In 1918, Harlow Shapley figured out that our solar system is not in fact at the center of the Milky Way, but towards the outer edge.

And Edwin Hubble -- yes that Hubble -- used the 100-inch telescope to make an even bigger discovery.

"Effectively [Edwin] Hubble discovered the universe in the 1920s up on Mt. Wilson," said John Mulchaey, director of the Carnegie Observatories in Pasadena, which owns the observatory.

Scientists had long believed that the Milky Way was just about all there was to the universe.

Then, in the early 1920s, Hubble focused the Mt. Wilson telescope on what was thought to be gas or matter floating through the Milky Way. Through a series of complex calculations, he figured out that it wasn't dust, but an entire galaxy of its own, specifically the Andromeda galaxy.

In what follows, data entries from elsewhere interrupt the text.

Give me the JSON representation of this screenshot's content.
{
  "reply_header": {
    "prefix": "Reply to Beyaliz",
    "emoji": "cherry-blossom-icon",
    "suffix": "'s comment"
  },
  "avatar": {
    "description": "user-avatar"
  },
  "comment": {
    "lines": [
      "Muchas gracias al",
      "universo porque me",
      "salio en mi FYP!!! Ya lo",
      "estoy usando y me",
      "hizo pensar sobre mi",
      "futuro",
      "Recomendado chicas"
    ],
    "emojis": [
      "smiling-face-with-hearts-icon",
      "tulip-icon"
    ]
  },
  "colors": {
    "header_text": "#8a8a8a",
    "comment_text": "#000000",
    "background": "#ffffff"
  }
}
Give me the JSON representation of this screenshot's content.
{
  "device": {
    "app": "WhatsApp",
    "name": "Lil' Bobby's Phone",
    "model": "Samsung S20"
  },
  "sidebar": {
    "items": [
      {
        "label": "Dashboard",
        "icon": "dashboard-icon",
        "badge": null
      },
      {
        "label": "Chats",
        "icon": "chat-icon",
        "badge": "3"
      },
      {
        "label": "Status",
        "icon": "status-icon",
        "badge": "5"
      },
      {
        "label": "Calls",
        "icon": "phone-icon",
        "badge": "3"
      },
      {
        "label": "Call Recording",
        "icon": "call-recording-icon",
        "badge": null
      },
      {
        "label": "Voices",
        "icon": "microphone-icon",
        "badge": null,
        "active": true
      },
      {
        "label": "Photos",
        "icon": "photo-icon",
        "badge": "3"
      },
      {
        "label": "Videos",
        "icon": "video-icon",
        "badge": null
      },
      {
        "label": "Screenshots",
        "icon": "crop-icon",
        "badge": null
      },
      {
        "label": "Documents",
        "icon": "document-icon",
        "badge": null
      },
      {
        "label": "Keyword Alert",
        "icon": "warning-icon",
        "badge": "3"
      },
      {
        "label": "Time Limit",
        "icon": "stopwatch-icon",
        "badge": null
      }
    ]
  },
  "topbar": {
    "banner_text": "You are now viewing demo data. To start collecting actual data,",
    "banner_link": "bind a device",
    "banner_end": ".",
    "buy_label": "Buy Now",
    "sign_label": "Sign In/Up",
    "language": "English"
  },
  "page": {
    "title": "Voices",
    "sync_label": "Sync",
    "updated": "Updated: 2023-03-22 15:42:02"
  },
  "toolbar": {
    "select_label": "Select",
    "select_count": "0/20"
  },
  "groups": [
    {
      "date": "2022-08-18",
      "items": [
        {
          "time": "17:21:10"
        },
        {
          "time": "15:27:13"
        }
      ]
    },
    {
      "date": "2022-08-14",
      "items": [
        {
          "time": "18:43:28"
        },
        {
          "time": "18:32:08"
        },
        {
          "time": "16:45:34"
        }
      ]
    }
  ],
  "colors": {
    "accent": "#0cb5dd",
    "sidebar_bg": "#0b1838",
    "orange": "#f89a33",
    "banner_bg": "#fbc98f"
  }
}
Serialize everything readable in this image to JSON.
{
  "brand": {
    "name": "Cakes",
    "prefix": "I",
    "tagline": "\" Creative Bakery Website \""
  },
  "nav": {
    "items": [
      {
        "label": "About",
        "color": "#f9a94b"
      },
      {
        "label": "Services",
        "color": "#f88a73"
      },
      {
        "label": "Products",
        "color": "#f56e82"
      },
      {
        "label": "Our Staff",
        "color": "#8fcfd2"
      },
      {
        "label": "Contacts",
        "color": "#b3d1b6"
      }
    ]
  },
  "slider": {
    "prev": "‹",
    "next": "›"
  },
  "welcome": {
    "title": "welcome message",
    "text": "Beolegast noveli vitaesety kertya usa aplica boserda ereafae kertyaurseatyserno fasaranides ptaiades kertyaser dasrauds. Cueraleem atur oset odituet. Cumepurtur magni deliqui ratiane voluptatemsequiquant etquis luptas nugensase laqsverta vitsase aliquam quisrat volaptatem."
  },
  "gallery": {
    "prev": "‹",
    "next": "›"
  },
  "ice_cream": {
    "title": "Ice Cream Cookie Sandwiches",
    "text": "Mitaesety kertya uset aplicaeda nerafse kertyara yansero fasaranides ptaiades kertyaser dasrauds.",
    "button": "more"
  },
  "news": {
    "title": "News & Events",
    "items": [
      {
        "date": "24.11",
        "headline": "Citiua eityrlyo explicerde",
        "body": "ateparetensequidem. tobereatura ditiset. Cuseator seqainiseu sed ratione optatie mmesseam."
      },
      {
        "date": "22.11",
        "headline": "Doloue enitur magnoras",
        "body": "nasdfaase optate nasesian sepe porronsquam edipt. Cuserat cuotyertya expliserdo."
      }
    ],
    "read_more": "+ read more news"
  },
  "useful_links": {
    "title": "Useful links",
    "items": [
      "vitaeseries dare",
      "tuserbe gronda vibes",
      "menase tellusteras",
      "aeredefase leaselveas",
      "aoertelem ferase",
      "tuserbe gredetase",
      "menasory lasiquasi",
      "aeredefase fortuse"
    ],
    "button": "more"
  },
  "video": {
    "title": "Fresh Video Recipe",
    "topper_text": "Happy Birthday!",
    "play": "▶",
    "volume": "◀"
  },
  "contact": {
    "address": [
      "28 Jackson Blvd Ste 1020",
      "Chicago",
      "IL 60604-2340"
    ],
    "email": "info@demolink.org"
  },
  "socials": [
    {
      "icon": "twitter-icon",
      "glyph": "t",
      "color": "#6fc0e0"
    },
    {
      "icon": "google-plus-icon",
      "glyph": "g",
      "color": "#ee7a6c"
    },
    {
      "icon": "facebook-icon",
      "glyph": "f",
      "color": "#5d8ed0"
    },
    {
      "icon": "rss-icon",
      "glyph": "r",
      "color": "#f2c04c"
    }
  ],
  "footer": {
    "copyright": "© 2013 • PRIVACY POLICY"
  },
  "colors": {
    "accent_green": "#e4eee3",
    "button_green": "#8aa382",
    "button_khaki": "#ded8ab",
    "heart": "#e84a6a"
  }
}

He'd continue to discover other galaxies throughout the 1920s, eventually making another big finding in 1929: that the universe was expanding. A key component of the Big Bang theory.

"That really is kind of the basis of modern astronomy. And that's why I really say that Mt. Wilson set the stage for how we understand the universe today," said Mulchaey.

"The reason why astronomy is in Pasadena is because of Mt. Wilson," he said.

The so-called Supermoon, or perigee moon, rises behind the historic Mount Wilson Observatory on July 12, 2014 at Mount Wilson in the Angeles National Forest northeast of Los Angeles. The observatory founded by George Hale houses the 60-inch Hale telescope, built in 1908, and the, formerly world's largest, 100-inch Hooker telescope built in 1917. (David McNew/Getty Images)


As L.A. grew so did the light pollution, making Mt. Wilson less than ideal for observing space. By the 1940s, other observatories began to pop up around the world in more isolated spots. By the 80s, it went largely unused.

Now, scientists head to Hawaii and Chile, high above the dry desert, to gather information about our universe in much clearer detail.

That said, even if it doesn't have the same scientific significance it once did, as a historic landmark, and as a place that the public can go to look through a humungous telescope and feel more connected with the universe, it's priceless.

Not only does that take us outside of our own insular little worlds, but the process also exposes people to science.

A particularly important opportunity in today's world.